Matthew Stewart blows the lid off the MBA; he suggests a degree in philosophy might be more useful (and insightful).
The strange thing about my utter lack of education in management was that it didn’t seem to matter. As a principal and founding partner of a consulting firm that eventually grew to 600 employees, I interviewed, hired, and worked alongside hundreds of business-school graduates, and the impression I formed of the M.B.A. experience was that it involved taking two years out of your life and going deeply into debt, all for the sake of learning how to keep a straight face while using phrases like “out-of-the-box thinking,” “win-win situation,” and “core competencies.”
He’s not a big fan of Taylorism or any of its successors, either.
Mayo’s work sheds light on the dark side of the “humanist” tradition in management theory. There is something undeniably creepy about a clipboard-bearing man hovering around a group of factory women, flicking the lights on and off and dishing out candy bars. All of that humanity—as anyone in my old firm could have told you—was just a more subtle form of bureaucratic control. It was a way of harnessing the workers’ sense of identity and well-being to the goals of the organization, an effort to get each worker to participate in an ever more refined form of her own enslavement.
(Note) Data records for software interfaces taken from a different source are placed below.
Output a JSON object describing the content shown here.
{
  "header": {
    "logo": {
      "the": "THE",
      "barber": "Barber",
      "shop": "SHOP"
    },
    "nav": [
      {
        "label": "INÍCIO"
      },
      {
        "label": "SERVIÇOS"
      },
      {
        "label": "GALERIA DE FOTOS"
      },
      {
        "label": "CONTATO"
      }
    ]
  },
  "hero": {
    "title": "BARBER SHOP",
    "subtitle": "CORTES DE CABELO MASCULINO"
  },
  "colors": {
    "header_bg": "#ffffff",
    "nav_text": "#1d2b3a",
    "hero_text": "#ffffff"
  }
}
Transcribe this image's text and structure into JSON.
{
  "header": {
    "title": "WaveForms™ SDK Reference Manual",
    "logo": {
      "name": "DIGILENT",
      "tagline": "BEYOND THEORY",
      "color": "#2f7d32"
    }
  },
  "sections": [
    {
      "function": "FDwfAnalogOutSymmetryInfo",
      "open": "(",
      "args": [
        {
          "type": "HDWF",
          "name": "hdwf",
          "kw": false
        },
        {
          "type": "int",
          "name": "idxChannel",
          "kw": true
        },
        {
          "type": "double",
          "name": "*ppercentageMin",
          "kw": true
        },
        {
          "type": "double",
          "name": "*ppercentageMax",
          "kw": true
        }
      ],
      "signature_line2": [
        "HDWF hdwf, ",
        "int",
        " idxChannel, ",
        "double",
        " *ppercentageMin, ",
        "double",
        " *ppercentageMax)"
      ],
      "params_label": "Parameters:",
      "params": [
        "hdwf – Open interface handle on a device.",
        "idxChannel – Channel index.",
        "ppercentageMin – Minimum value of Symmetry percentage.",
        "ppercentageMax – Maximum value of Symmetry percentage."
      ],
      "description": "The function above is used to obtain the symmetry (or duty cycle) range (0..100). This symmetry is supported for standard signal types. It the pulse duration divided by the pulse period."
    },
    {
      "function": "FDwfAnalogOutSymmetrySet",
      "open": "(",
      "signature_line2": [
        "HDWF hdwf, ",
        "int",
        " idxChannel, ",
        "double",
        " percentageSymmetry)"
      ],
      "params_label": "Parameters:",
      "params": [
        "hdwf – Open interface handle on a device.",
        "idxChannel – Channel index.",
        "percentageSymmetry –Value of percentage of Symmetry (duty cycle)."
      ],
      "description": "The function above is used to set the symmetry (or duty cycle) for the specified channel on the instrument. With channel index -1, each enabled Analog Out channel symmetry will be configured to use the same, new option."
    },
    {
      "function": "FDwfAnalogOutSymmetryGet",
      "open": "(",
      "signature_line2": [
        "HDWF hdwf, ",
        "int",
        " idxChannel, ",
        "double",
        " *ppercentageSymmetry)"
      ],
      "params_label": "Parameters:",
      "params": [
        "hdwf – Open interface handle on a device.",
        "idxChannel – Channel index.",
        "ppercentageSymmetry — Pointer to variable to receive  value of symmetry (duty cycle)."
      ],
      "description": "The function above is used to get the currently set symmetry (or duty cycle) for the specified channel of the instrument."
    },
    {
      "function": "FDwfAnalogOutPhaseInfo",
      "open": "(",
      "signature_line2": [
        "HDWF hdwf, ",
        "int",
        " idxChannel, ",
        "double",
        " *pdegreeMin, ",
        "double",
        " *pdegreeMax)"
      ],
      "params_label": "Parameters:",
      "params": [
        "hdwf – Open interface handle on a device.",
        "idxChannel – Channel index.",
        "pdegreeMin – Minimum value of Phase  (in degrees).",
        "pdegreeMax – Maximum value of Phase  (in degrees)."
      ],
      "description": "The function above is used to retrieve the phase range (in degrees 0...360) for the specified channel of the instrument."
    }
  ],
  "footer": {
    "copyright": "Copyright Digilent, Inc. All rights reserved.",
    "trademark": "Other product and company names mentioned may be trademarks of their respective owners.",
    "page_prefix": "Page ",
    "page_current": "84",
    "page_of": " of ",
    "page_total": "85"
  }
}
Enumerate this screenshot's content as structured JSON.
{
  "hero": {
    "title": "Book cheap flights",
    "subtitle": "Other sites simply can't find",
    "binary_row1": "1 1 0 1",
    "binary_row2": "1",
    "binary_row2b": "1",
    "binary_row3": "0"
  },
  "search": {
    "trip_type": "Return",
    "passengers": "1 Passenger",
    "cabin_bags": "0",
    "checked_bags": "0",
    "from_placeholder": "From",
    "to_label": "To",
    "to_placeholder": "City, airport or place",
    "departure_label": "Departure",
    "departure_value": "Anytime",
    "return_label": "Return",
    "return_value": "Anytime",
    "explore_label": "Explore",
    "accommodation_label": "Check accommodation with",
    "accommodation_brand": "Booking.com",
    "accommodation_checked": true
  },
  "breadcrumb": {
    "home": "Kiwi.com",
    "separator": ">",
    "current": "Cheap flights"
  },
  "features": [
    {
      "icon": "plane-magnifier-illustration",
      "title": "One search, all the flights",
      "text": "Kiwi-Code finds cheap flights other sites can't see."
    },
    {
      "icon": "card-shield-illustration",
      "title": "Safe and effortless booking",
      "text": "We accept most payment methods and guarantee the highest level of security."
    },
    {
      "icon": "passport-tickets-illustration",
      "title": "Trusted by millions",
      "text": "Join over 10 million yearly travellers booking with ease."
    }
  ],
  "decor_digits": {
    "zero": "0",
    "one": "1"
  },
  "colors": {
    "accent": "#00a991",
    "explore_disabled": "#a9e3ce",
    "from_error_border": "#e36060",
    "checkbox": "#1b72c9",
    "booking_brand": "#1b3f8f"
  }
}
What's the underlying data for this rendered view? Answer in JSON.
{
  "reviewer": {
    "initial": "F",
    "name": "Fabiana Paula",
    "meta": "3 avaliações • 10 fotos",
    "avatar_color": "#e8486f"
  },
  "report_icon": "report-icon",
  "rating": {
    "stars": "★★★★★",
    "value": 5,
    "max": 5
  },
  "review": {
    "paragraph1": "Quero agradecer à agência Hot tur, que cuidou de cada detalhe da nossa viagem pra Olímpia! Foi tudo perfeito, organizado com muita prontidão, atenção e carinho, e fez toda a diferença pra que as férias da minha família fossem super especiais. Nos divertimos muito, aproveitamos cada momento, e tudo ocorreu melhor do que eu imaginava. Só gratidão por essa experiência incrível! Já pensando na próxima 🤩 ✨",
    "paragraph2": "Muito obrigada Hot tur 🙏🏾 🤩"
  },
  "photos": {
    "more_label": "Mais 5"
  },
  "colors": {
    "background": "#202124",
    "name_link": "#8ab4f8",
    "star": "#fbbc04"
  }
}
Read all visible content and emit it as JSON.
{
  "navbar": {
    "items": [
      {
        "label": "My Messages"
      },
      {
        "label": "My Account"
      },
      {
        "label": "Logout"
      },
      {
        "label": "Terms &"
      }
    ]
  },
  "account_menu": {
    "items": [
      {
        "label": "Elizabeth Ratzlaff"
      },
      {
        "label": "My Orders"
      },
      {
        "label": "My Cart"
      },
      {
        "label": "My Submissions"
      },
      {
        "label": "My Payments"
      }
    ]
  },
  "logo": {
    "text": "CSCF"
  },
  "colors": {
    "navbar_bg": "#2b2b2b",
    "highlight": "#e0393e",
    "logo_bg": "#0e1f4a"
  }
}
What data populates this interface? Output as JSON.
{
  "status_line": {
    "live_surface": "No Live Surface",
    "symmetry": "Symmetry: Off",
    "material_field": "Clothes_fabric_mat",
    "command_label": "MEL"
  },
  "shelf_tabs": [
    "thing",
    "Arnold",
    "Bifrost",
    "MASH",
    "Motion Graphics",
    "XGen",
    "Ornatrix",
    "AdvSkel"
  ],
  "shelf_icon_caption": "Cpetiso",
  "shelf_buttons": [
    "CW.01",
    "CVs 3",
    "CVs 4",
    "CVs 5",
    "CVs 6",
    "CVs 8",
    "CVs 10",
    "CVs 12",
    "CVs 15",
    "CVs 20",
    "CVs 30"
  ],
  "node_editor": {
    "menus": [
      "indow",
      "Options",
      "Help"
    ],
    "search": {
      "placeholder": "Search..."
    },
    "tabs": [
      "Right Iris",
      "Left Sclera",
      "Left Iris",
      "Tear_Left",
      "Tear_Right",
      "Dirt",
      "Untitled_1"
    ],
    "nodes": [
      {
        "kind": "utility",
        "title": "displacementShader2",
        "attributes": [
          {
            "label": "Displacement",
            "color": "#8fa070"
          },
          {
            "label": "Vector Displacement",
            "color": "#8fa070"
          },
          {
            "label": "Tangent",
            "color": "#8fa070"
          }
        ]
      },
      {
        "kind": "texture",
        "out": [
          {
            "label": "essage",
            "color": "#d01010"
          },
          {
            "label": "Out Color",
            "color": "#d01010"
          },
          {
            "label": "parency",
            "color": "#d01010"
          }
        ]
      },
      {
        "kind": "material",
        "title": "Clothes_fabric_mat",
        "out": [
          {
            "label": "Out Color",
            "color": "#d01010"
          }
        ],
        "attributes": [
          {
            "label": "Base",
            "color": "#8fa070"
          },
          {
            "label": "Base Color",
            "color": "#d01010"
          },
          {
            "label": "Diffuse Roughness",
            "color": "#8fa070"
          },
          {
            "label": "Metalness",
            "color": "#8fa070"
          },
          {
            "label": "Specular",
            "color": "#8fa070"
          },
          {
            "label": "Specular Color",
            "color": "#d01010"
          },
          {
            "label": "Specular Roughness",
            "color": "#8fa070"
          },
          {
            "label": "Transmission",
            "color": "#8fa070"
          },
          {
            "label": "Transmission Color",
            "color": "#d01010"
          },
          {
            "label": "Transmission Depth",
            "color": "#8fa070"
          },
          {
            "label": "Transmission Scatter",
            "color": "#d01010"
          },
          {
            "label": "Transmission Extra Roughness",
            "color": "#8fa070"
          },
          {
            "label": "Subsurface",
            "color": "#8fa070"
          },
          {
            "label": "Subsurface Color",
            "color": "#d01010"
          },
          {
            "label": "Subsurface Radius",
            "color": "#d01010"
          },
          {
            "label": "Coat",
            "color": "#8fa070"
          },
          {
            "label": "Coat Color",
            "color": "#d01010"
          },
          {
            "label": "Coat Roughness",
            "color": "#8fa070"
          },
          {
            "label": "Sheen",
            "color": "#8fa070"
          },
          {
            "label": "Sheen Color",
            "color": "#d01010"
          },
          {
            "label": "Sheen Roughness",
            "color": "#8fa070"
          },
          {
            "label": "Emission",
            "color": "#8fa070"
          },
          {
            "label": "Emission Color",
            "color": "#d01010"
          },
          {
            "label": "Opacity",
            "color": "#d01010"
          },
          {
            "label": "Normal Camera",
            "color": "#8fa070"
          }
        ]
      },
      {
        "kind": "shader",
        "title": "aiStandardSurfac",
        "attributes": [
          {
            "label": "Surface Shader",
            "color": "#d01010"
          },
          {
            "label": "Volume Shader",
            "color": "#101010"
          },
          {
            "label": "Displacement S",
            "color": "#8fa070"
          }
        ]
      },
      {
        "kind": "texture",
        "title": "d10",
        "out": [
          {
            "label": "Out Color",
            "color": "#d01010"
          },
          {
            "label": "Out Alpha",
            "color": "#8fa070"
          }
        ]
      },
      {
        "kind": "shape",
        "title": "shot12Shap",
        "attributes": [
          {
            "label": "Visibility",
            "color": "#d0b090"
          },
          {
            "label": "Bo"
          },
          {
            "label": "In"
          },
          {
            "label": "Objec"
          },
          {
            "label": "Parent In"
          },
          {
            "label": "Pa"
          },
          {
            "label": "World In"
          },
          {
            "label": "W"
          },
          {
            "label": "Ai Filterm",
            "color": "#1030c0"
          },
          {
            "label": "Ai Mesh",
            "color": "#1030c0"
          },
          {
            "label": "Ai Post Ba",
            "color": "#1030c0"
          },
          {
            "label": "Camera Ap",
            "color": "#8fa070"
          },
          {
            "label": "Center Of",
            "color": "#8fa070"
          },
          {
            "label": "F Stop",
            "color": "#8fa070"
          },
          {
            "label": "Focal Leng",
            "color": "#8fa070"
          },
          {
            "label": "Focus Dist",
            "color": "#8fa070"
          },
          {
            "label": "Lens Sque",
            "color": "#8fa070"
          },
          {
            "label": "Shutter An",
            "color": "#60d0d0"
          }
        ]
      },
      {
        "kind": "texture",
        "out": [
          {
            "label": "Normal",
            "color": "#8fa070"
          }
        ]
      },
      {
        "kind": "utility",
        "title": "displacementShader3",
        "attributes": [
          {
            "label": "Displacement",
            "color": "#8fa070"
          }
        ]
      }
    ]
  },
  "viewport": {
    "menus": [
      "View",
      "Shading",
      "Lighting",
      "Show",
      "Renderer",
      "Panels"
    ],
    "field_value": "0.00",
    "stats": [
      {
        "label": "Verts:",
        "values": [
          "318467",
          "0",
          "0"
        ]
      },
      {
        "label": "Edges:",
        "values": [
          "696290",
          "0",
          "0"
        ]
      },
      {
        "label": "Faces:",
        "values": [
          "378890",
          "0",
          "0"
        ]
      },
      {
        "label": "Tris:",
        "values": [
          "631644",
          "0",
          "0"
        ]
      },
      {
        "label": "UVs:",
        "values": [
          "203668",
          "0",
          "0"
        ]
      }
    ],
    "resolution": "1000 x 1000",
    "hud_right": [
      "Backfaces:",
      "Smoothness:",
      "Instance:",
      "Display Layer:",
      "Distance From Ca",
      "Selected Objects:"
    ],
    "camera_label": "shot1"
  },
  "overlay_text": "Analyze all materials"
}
But of course, there IS a purpose to MBA programs. Read the article to find out what.
Update (16 April). David Glenn blows the whistle on B-School in the Chronicle. Cheese it, you guys! Keep writing this kind of stuff, our business is gonna dry up.